The effect Suzy achieves through her impasto technique makes for a surprising viewing experience. Working with M. Graham oils she first fills out her composition with flat fields of color. Once the scene is set, Suzy lets her palette dry out and scrapes it down. She notes that a glass palette is best for this as it can be scraped totally clean. She then collects those scrapings, filling a small container at her station with little curls of dried paint. Next, working with Liquin Impasto and heavier applications of paint, she fixes the scraped paint onto her surface and uses a palette knife to sculpt directly on her canvas. Once she achieves her desired texture, Suzy plays more with the color of her piece, taking every opportunity to capture a fresh view of the work. She turns the painting upside down, steps away from it and periodically looks at it over her shoulder through a mirror. The result is a painting that offers a dynamic viewing experience. From across the room, the image is vivid and inviting, but, as you get closer, the surface reveals its intricate texture and the image that appeared flat from a far begins to leap out and take literal shape.
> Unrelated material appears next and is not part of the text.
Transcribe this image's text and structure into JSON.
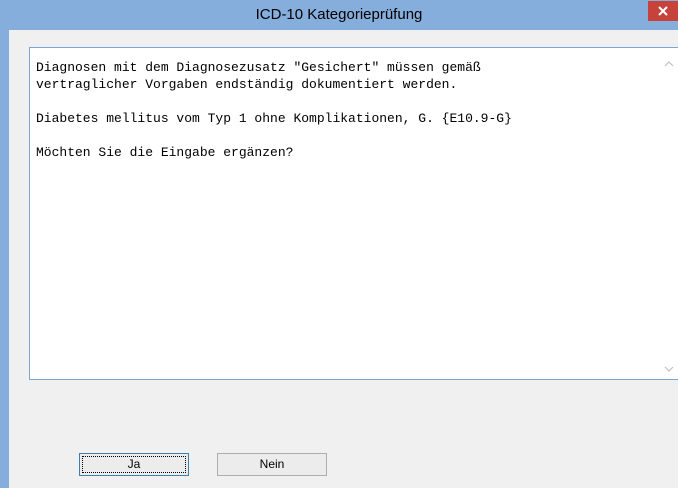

The last picture below shows Suzy’s painting at the end of the day Friday.  We’ll post an update with a picture of her finished work.  UPDATE:  The last picture shows Suzy’s finished painting.

Click on thumbnails to see larger pictures.


Wednesday, 4/13/11: Shawn Demarest

Shawn Demarest set up her French-style easel today with her palette positioned on the drawer of her easel between her canvas and her chair.  To her left, she set up her photographic reference as though she were sitting outdoors viewing her subject to the side of her easel.  Her painting today was inspired by a night-time photo she’d taken of traffic crossing the Ross Island Bridge south of downtown Portland.   Shawn has spent a lot of time painting outdoors on location, or “en plein air.”  This experience has helped her develop skills very useful to painters — quickly taking in a scene and making creative decisions about how to depict forms, light, and colors; selecting and mixing paints from a limited and harmonious range of colors; and choosing the appropriate level of detail to convey the mood and movement of a specific place and time.

Over the past year, a greater amount of Shawn’s work has occurred inside her studio.  Painting indoors has allowed her to keep making paintings during our long, wet winter and as enabled her to work on more pieces at a time when preparing for shows.  Painting in her studio also allows more time to work on each piece without having to worry about changing light or packing up at the end of the day.  With more time to focus on each painting, she can take breaks to get some distance from her work and reflect on the direction her work is taking.

Shawn is inspired by the scenes and places she sees every day in her Southeast Portland neighborhood.   When she’s planning a piece that she will work on indoors, Shawn likes to take photos outdoors that capture a special view or moment.  Her plein air background enables her to keep these special moments fresh and alive in her paintings, even when working indoors away from her subjects.

click on thumbnails to see larger pictures.